With Deron Williams locked in as New Jersey's starter next season, the Nets represent an ideal spot for Gaines should he be able to make a speedy recovery. He can continue to learn from one of the league's best and he won't be asked to do more than he's capable of.
Posted on: March 19, 2011 2:01 pm
Edited on: March 20, 2011 3:53 pm
Posted by Royce Young and Ben Golliver.
The New Jersey Nets decided not to totally throw in the towel and shut down point guard Deron Williams for the season, opting instead to sit him for three games before re-evaluating his ailing wrist.
Nets coach Avery Johnson told the Associated Press: "It's something that we know: rest -- not surgery -- is required. We'll treat him. We'll rest him."
The season could be over for Deron Williams. There's not a lot left, but after he tweaked his injured right wrist in the third quarter Friday night, there's talk he may just shut it down.
He was in a clear amount of pain and by the way he talked post game, he might be done.
"I love playing basketball," Williams told The Record. "I hate sitting out. I hate missing games. It's tough for me because I don't just want to sit out.

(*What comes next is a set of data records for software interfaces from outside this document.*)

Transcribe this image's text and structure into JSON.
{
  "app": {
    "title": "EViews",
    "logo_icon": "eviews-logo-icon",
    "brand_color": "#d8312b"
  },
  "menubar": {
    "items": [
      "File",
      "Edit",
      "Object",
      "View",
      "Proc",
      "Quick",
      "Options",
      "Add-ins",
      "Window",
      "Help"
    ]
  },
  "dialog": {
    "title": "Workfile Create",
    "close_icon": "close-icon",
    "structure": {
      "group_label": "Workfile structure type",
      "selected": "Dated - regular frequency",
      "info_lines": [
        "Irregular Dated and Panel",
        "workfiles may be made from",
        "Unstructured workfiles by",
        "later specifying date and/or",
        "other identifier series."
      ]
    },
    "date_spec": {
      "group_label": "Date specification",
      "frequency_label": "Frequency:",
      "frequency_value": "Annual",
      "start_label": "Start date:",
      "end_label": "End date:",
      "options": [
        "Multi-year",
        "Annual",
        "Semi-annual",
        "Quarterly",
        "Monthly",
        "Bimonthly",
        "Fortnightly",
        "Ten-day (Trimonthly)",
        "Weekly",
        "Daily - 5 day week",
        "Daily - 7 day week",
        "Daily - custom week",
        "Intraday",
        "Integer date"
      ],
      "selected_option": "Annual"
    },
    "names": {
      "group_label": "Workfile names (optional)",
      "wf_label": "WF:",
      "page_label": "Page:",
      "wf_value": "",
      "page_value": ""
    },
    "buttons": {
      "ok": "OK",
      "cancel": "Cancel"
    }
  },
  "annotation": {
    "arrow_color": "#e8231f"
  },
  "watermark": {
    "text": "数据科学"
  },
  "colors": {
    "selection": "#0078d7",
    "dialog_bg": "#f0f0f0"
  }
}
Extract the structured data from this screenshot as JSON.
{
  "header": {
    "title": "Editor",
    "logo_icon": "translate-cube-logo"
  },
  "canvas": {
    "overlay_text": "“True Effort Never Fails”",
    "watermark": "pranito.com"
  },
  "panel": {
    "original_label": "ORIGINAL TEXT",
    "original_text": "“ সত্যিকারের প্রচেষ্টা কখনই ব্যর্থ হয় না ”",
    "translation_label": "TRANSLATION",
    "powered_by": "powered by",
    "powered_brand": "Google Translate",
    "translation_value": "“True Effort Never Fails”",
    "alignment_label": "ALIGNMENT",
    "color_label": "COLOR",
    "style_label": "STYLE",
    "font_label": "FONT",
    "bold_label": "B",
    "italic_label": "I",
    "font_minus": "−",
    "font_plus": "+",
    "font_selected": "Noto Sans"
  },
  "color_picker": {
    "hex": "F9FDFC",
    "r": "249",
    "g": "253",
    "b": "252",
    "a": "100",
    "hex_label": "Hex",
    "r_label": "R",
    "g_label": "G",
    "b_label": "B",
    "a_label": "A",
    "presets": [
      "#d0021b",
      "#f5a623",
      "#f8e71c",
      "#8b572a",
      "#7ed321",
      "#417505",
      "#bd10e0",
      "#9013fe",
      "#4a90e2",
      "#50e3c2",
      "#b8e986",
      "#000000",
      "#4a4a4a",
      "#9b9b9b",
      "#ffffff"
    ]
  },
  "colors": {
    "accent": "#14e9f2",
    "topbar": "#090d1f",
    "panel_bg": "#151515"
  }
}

It might be the best thing, but we'll see how it goes."
Of course the Nets aren't playing for anything at this point and while they actually flirted momentarily with a late push for the eight-seed (seriously), they've dropped their last two basically ending hopes of a miracle run. The five straight wins though that put them in that position was encouraging though.
But with nothing to play for and the fact that more losses equals maybe a better pick, coach Avery Johnson didn't souind optimistic. He said after the game that he was "very, very concerned" about Williams' situation.
Williams strained a tendon in his wrist in January and missed a handful of games for the Jazz. It has been bothering him since that time.
"I can't shoot," Williams said. "I think about it every time I take a shot. It affects me mentally and it's weighing on me."
This season isn't the big one for the Nets and Williams anyway. This summer is huge in showing their new star they're committed to winning as he can become a free agent in 2012. But if a lockout kills 2011-12, maybe Williams played his last game with the Nets. It's possible I guess.
Posted on: March 8, 2011 2:40 pm
Edited on: March 8, 2011 3:52 pm
Deron Williams to miss two games for the birth of his fourth child.
Posted by Matt Moore
Deron Williams will miss two games to be with his wife in Dallas for the birth of his fourth child, the Bergen Record reports. Williams flew to his home in Dallas from London where the Nets swept the Raptors in two games. Williams is still looking for his first win with the Nets on U.S. soil.
It's interesting that Williams has been dealing with all that he's gone through with a pregnant wife. Going through the process currently, I can only say that Williams has basically been dealing with a career rollercoaster while it's hailing buckets of hammers on him. So that's fun. It's been a tumultous year for him, but hopefully he'll have a healthy kid to add to his family which kind of, sort of overshadows accusations of being a coach killer and a malcontent.
With Williams still keeping his family in his hometown of Dallas, here's a question. Why is Dallas never mentioned as a legitimate landing spot for Williams in 2012? It's always bizarre that players like Bosh and Williams aren't pulled back to what is a considerable market with an aggressive owner who will spend to win in their hometown. Seems kind of cournterintuitive, no? Maybe they just really hate fried food.